Top of PROVIDED ENTRIES

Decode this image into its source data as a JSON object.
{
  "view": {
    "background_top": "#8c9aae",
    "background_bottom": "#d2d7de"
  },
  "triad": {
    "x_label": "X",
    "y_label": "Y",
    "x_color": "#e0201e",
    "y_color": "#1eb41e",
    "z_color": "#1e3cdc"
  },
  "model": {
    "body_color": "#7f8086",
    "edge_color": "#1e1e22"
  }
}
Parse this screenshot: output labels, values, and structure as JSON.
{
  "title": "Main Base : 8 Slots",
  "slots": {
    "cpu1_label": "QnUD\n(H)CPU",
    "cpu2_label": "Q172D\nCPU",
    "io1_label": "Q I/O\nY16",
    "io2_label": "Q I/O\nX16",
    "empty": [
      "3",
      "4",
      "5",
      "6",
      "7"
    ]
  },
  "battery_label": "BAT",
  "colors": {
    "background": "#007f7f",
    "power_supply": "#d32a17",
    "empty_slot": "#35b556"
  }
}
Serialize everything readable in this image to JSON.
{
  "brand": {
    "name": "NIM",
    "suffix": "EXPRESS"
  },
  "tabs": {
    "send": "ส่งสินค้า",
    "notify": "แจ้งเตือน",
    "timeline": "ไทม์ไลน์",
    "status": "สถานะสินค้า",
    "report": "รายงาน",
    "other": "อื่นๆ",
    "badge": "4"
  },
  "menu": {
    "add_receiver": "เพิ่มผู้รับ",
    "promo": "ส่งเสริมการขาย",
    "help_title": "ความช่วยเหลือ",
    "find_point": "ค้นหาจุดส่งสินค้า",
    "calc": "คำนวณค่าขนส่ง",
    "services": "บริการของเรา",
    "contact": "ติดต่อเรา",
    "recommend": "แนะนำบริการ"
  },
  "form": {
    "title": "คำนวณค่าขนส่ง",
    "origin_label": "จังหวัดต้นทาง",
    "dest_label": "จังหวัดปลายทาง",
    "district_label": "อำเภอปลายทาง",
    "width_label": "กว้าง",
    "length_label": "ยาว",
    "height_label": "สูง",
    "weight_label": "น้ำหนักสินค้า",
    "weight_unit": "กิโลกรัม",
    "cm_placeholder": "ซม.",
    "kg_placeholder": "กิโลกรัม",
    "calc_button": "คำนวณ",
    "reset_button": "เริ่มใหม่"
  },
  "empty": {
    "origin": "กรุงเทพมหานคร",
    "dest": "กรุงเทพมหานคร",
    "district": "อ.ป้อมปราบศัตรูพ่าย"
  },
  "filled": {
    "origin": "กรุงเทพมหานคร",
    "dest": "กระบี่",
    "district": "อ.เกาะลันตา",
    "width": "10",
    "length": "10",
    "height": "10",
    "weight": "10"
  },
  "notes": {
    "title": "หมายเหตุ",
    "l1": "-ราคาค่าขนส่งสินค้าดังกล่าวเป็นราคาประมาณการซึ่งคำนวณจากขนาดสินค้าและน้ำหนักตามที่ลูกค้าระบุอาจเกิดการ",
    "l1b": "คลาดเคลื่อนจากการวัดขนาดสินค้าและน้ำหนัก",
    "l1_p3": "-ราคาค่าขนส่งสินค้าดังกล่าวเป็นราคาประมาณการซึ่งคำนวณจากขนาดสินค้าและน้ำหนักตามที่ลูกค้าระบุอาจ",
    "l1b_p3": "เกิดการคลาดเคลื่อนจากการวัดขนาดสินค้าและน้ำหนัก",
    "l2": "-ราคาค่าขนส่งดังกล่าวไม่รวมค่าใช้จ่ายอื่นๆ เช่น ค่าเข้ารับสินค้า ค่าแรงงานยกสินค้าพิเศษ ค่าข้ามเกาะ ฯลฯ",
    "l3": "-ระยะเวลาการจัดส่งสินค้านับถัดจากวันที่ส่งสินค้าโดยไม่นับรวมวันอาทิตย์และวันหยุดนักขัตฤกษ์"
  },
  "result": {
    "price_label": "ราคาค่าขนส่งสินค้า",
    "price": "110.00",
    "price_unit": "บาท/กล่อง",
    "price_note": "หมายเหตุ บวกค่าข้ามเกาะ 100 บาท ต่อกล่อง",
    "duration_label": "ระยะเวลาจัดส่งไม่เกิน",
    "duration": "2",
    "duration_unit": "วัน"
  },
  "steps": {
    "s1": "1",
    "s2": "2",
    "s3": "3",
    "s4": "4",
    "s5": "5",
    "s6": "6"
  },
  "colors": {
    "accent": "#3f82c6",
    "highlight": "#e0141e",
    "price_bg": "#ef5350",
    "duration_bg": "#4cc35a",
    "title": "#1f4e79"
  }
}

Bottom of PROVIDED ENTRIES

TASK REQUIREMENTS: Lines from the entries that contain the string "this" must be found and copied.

OUTPUT:
Decode this image into its source data as a JSON object.
Parse this screenshot: output labels, values, and structure as JSON.
Serialize everything readable in this image to JSON.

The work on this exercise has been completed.